- _Instructions for the task_
Nothing but a number should be given: the count of lines in the data that include the string "renderer".

- _Available data_
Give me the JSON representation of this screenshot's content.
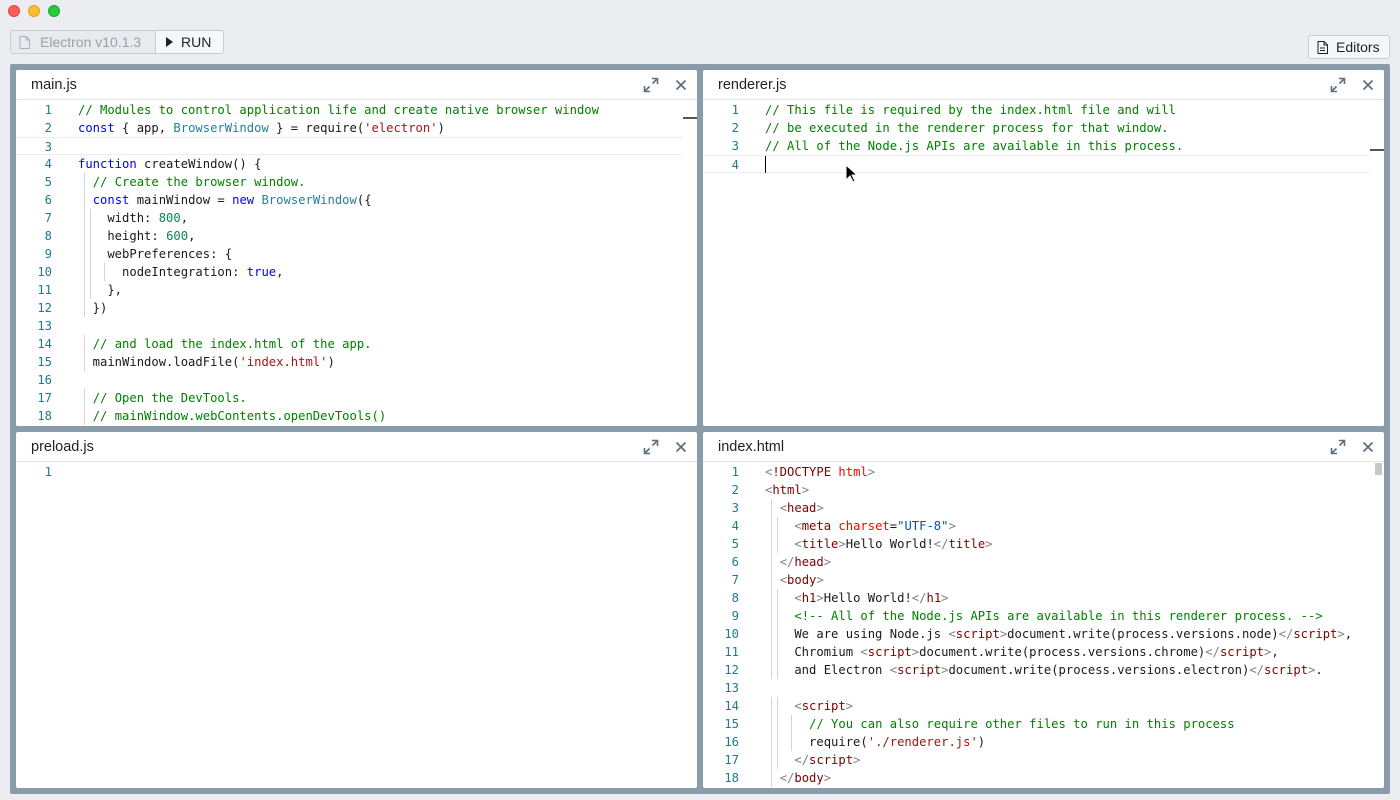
{
  "toolbar": {
    "version_label": "Electron v10.1.3",
    "run_label": "RUN",
    "editors_label": "Editors"
  },
  "panes": {
    "main": {
      "title": "main.js",
      "lines": [
        {
          "n": "1",
          "parts": [
            [
              "c-com",
              "// Modules to control application life and create native browser window"
            ]
          ]
        },
        {
          "n": "2",
          "parts": [
            [
              "c-kw",
              "const"
            ],
            [
              "",
              " { app, "
            ],
            [
              "c-cls",
              "BrowserWindow"
            ],
            [
              "",
              " } = require("
            ],
            [
              "c-str",
              "'electron'"
            ],
            [
              "",
              ")"
            ]
          ]
        },
        {
          "n": "3",
          "parts": [
            [
              "",
              ""
            ]
          ]
        },
        {
          "n": "4",
          "parts": [
            [
              "c-kw",
              "function"
            ],
            [
              "",
              " createWindow() {"
            ]
          ]
        },
        {
          "n": "5",
          "parts": [
            [
              "",
              "  "
            ],
            [
              "c-com",
              "// Create the browser window."
            ]
          ]
        },
        {
          "n": "6",
          "parts": [
            [
              "",
              "  "
            ],
            [
              "c-kw",
              "const"
            ],
            [
              "",
              " mainWindow = "
            ],
            [
              "c-kw",
              "new"
            ],
            [
              "",
              " "
            ],
            [
              "c-cls",
              "BrowserWindow"
            ],
            [
              "",
              "({"
            ]
          ]
        },
        {
          "n": "7",
          "parts": [
            [
              "",
              "    width: "
            ],
            [
              "c-num",
              "800"
            ],
            [
              "",
              ","
            ]
          ]
        },
        {
          "n": "8",
          "parts": [
            [
              "",
              "    height: "
            ],
            [
              "c-num",
              "600"
            ],
            [
              "",
              ","
            ]
          ]
        },
        {
          "n": "9",
          "parts": [
            [
              "",
              "    webPreferences: {"
            ]
          ]
        },
        {
          "n": "10",
          "parts": [
            [
              "",
              "      nodeIntegration: "
            ],
            [
              "c-kw",
              "true"
            ],
            [
              "",
              ","
            ]
          ]
        },
        {
          "n": "11",
          "parts": [
            [
              "",
              "    },"
            ]
          ]
        },
        {
          "n": "12",
          "parts": [
            [
              "",
              "  })"
            ]
          ]
        },
        {
          "n": "13",
          "parts": [
            [
              "",
              ""
            ]
          ]
        },
        {
          "n": "14",
          "parts": [
            [
              "",
              "  "
            ],
            [
              "c-com",
              "// and load the index.html of the app."
            ]
          ]
        },
        {
          "n": "15",
          "parts": [
            [
              "",
              "  mainWindow.loadFile("
            ],
            [
              "c-str",
              "'index.html'"
            ],
            [
              "",
              ")"
            ]
          ]
        },
        {
          "n": "16",
          "parts": [
            [
              "",
              ""
            ]
          ]
        },
        {
          "n": "17",
          "parts": [
            [
              "",
              "  "
            ],
            [
              "c-com",
              "// Open the DevTools."
            ]
          ]
        },
        {
          "n": "18",
          "parts": [
            [
              "",
              "  "
            ],
            [
              "c-com",
              "// mainWindow.webContents.openDevTools()"
            ]
          ]
        }
      ]
    },
    "renderer": {
      "title": "renderer.js",
      "lines": [
        {
          "n": "1",
          "parts": [
            [
              "c-com",
              "// This file is required by the index.html file and will"
            ]
          ]
        },
        {
          "n": "2",
          "parts": [
            [
              "c-com",
              "// be executed in the renderer process for that window."
            ]
          ]
        },
        {
          "n": "3",
          "parts": [
            [
              "c-com",
              "// All of the Node.js APIs are available in this process."
            ]
          ]
        },
        {
          "n": "4",
          "parts": [
            [
              "",
              ""
            ]
          ]
        }
      ]
    },
    "preload": {
      "title": "preload.js",
      "lines": [
        {
          "n": "1",
          "parts": [
            [
              "",
              ""
            ]
          ]
        }
      ]
    },
    "index": {
      "title": "index.html",
      "lines": [
        {
          "n": "1",
          "parts": [
            [
              "c-pun",
              "<"
            ],
            [
              "c-dt",
              "!DOCTYPE"
            ],
            [
              "",
              " "
            ],
            [
              "c-attr",
              "html"
            ],
            [
              "c-pun",
              ">"
            ]
          ]
        },
        {
          "n": "2",
          "parts": [
            [
              "c-pun",
              "<"
            ],
            [
              "c-tag",
              "html"
            ],
            [
              "c-pun",
              ">"
            ]
          ]
        },
        {
          "n": "3",
          "parts": [
            [
              "",
              "  "
            ],
            [
              "c-pun",
              "<"
            ],
            [
              "c-tag",
              "head"
            ],
            [
              "c-pun",
              ">"
            ]
          ]
        },
        {
          "n": "4",
          "parts": [
            [
              "",
              "    "
            ],
            [
              "c-pun",
              "<"
            ],
            [
              "c-tag",
              "meta"
            ],
            [
              "",
              " "
            ],
            [
              "c-attr",
              "charset"
            ],
            [
              "",
              "="
            ],
            [
              "c-val",
              "\"UTF-8\""
            ],
            [
              "c-pun",
              ">"
            ]
          ]
        },
        {
          "n": "5",
          "parts": [
            [
              "",
              "    "
            ],
            [
              "c-pun",
              "<"
            ],
            [
              "c-tag",
              "title"
            ],
            [
              "c-pun",
              ">"
            ],
            [
              "",
              "Hello World!"
            ],
            [
              "c-pun",
              "</"
            ],
            [
              "c-tag",
              "title"
            ],
            [
              "c-pun",
              ">"
            ]
          ]
        },
        {
          "n": "6",
          "parts": [
            [
              "",
              "  "
            ],
            [
              "c-pun",
              "</"
            ],
            [
              "c-tag",
              "head"
            ],
            [
              "c-pun",
              ">"
            ]
          ]
        },
        {
          "n": "7",
          "parts": [
            [
              "",
              "  "
            ],
            [
              "c-pun",
              "<"
            ],
            [
              "c-tag",
              "body"
            ],
            [
              "c-pun",
              ">"
            ]
          ]
        },
        {
          "n": "8",
          "parts": [
            [
              "",
              "    "
            ],
            [
              "c-pun",
              "<"
            ],
            [
              "c-tag",
              "h1"
            ],
            [
              "c-pun",
              ">"
            ],
            [
              "",
              "Hello World!"
            ],
            [
              "c-pun",
              "</"
            ],
            [
              "c-tag",
              "h1"
            ],
            [
              "c-pun",
              ">"
            ]
          ]
        },
        {
          "n": "9",
          "parts": [
            [
              "",
              "    "
            ],
            [
              "c-com",
              "<!-- All of the Node.js APIs are available in this renderer process. -->"
            ]
          ]
        },
        {
          "n": "10",
          "parts": [
            [
              "",
              "    We are using Node.js "
            ],
            [
              "c-pun",
              "<"
            ],
            [
              "c-tag",
              "script"
            ],
            [
              "c-pun",
              ">"
            ],
            [
              "",
              "document.write(process.versions.node)"
            ],
            [
              "c-pun",
              "</"
            ],
            [
              "c-tag",
              "script"
            ],
            [
              "c-pun",
              ">"
            ],
            [
              "",
              ","
            ]
          ]
        },
        {
          "n": "11",
          "parts": [
            [
              "",
              "    Chromium "
            ],
            [
              "c-pun",
              "<"
            ],
            [
              "c-tag",
              "script"
            ],
            [
              "c-pun",
              ">"
            ],
            [
              "",
              "document.write(process.versions.chrome)"
            ],
            [
              "c-pun",
              "</"
            ],
            [
              "c-tag",
              "script"
            ],
            [
              "c-pun",
              ">"
            ],
            [
              "",
              ","
            ]
          ]
        },
        {
          "n": "12",
          "parts": [
            [
              "",
              "    and Electron "
            ],
            [
              "c-pun",
              "<"
            ],
            [
              "c-tag",
              "script"
            ],
            [
              "c-pun",
              ">"
            ],
            [
              "",
              "document.write(process.versions.electron)"
            ],
            [
              "c-pun",
              "</"
            ],
            [
              "c-tag",
              "script"
            ],
            [
              "c-pun",
              ">"
            ],
            [
              "",
              "."
            ]
          ]
        },
        {
          "n": "13",
          "parts": [
            [
              "",
              ""
            ]
          ]
        },
        {
          "n": "14",
          "parts": [
            [
              "",
              "    "
            ],
            [
              "c-pun",
              "<"
            ],
            [
              "c-tag",
              "script"
            ],
            [
              "c-pun",
              ">"
            ]
          ]
        },
        {
          "n": "15",
          "parts": [
            [
              "",
              "      "
            ],
            [
              "c-com",
              "// You can also require other files to run in this process"
            ]
          ]
        },
        {
          "n": "16",
          "parts": [
            [
              "",
              "      require("
            ],
            [
              "c-str",
              "'./renderer.js'"
            ],
            [
              "",
              ")"
            ]
          ]
        },
        {
          "n": "17",
          "parts": [
            [
              "",
              "    "
            ],
            [
              "c-pun",
              "</"
            ],
            [
              "c-tag",
              "script"
            ],
            [
              "c-pun",
              ">"
            ]
          ]
        },
        {
          "n": "18",
          "parts": [
            [
              "",
              "  "
            ],
            [
              "c-pun",
              "</"
            ],
            [
              "c-tag",
              "body"
            ],
            [
              "c-pun",
              ">"
            ]
          ]
        }
      ]
    }
  },
  "colors": {
    "workspace_bg": "#8a9baa",
    "line_number": "#237893",
    "comment": "#008000",
    "keyword": "#0000ff"
  }
}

- _Answer for this exercise_
5